*** Records provided ***

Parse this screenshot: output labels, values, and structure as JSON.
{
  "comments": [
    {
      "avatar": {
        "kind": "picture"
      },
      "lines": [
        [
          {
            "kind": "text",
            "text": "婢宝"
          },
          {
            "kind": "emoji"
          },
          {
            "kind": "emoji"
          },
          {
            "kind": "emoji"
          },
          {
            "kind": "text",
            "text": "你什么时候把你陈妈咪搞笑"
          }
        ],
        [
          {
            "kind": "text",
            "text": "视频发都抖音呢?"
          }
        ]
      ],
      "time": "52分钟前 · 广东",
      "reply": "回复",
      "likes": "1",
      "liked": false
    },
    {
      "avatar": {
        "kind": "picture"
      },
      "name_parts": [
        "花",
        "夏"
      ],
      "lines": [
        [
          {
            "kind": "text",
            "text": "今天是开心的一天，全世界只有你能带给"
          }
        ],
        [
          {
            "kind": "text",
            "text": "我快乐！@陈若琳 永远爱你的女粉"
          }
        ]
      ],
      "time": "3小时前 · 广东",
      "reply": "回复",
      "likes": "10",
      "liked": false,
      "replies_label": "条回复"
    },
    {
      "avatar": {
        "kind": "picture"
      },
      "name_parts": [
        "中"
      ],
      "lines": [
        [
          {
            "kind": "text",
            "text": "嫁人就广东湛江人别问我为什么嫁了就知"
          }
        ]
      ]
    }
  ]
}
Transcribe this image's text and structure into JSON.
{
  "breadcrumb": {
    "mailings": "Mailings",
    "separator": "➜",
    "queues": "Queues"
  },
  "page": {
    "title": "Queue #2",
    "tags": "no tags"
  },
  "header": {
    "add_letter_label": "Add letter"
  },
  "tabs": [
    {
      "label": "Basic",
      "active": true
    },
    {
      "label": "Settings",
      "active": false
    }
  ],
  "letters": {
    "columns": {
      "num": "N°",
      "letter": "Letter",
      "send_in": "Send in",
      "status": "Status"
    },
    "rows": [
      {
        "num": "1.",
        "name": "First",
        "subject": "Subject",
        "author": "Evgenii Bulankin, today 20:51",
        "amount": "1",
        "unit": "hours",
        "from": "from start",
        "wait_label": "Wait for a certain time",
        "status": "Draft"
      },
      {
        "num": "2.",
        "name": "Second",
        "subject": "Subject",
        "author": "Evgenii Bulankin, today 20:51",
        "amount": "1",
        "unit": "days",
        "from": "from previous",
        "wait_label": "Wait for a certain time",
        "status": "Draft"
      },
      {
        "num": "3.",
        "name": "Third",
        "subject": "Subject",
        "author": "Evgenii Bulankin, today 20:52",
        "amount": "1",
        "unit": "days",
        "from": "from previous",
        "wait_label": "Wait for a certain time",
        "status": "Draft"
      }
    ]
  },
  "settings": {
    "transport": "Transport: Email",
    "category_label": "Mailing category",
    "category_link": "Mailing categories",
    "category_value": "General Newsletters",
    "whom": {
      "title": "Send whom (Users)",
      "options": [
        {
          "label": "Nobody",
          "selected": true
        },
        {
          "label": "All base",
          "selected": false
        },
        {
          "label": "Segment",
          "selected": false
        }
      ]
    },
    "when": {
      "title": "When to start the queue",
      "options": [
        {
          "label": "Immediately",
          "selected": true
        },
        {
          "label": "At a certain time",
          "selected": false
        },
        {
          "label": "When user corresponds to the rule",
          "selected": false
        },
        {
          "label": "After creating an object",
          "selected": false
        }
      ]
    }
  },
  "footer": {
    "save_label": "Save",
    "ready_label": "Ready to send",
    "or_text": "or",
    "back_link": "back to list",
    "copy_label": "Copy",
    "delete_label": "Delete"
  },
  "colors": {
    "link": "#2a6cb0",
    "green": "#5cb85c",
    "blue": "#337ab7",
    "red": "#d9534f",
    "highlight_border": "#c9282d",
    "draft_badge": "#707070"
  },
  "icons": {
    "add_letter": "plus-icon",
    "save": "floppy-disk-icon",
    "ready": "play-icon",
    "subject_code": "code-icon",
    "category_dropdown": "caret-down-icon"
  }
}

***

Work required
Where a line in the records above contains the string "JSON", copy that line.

Exercise answer
Parse this screenshot: output labels, values, and structure as JSON.
Transcribe this image's text and structure into JSON.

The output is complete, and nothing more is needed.